Hidden Volcanoes Melt Antarctic Glaciers from Below

Jun 10th, 2014 | By | Category: Glaciers

thwaits-antarctica-140609-670Antarctica is a land of ice. But dive below the West Antarctic Ice Sheet, and you’ll find fire as well, in the form of subglacial volcanoes.

Now, a new study finds that these subglacial volcanoes and other geothermal “hotspots” are contributing to the melting of Thwaites Glacier, a major river of ice that flows into Antarctica’s Pine Island Bay. Areas of the glacier that sit near geologic features thought to be volcanic are melting faster than regions farther away from hotspots, said Dustin Schroeder, the study’s lead author and a geophysicist at the University of Texas at Austin.

This melting could significantly affect ice loss in the West Antarctic, an area that is losing ice quickly.

5 Myths About Antarctic Melt

“It’s not just the fact that there is melting water, and that water is coming out,” Schroeder told Live Science. “It’s how that affects the flow and stability of the ice.” [Images: See an Antarctic Glacier Calve an Iceberg]

Antarctic heat

Researchers have long known that volcanoes lurk under the ice of West Antarctica. This is a seismically active region, where East and West Antarctica are rifting apart. In 2013, a team of scientists even found a new volcano beneath the West Antarctic Ice Sheet.

West Antarctica is also hemorrhaging ice due to climate change, and recent studies have suggested there is no way to reverse the retreat of West Antarctic glaciers. However, the timing of this retreat is still in question, Schroeder said — it could take hundreds of years, or thousands. It’s important to understand which, given that meltwater from the West Antarctic Ice Sheet contributes directly to sea level rise.

Scientists use computer models to try to predict the future of the ice sheet, but their lack of understanding of subglacial geothermal energy has been a glaring gap in these models.
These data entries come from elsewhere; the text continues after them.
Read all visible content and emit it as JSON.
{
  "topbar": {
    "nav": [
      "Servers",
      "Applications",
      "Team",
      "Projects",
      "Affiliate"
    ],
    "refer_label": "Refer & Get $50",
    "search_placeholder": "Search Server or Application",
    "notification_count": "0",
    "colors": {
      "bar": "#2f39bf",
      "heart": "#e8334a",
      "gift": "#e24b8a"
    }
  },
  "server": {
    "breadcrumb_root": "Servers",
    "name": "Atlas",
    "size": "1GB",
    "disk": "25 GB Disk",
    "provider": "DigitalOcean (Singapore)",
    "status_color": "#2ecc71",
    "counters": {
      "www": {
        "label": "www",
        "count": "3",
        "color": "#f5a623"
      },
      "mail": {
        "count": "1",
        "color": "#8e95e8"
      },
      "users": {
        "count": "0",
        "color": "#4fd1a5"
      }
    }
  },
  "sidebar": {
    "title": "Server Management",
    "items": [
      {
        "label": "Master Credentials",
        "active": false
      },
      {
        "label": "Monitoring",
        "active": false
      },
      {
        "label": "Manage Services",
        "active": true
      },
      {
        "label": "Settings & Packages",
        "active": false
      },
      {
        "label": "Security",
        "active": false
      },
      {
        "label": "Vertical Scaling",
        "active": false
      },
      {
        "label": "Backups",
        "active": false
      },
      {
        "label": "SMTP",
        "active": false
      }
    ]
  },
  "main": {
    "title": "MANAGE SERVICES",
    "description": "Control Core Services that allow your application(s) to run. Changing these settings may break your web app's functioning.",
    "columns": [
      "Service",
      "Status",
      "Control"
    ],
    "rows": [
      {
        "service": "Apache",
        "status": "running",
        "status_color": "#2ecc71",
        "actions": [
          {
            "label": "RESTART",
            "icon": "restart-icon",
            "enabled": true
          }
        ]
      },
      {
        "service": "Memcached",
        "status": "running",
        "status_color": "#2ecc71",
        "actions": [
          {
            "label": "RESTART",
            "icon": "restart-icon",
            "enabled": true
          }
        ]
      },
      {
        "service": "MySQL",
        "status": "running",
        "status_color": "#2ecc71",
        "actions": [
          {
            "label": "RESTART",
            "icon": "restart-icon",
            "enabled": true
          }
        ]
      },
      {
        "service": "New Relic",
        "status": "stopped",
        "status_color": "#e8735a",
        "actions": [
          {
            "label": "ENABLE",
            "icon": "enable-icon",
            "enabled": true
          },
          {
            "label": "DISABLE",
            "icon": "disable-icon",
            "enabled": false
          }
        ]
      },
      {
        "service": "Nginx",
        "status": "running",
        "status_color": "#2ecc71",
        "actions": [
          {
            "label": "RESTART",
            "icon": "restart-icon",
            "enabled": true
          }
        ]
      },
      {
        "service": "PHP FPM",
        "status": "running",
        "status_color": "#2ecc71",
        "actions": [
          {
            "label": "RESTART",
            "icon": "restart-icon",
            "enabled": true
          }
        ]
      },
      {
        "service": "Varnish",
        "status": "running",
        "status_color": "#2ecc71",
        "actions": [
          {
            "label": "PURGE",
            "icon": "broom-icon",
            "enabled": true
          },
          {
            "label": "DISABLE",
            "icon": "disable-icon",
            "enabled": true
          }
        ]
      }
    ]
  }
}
Measuring geothermal activity under the ice sheet is so difficult that researchers usually just enter one, uniform estimate for the contributions of geothermal heat to melting, Schroeder said.

Of course, volcanism isn’t uniform. Geothermal hotspots no doubt influence melting more in some areas than in others.

“It’s the most complex thermal environment you might imagine,” study co-author Don Blankenship, a geophysicist at UT Austin, said in a statement. “And then, you plop the most critical dynamically unstable ice sheet on planet Earth in the middle of this thing, and then you try to model it. It’s virtually impossible.”

Source>>

About

Started in year 2010, ‘Climate Himalaya’ initiative has been working on Mountains and Climate linked issues in the Himalayan region of South Asia. In the last five years this knowledge sharing portal has become one of the important references for the governments, research institutions, civil society groups and international agencies, those have work and interest in the Himalayas. The Climate Himalaya team innovates on knowledge sharing, capacity building and climatic adaptation aspects in its focus countries like Bhutan, India, Nepal and Pakistan. Climate Himalaya’s thematic areas of work are mountain ecosystem, water, forest and livelihood. Read>>

Himalayan Nations at Climate Change Conference-CoP21

Over 150 heads of state and government gathered in Paris at the UN climate change conference on Monday, 30 November, the largest group of leaders ever to attend a UN event in a single day. In speech after speech, they provided political leadership and support to reach an ambitious and effective climate change agreement by…

Read more…

Comments are closed.

seo packagespress release submissionsocial bookmarking services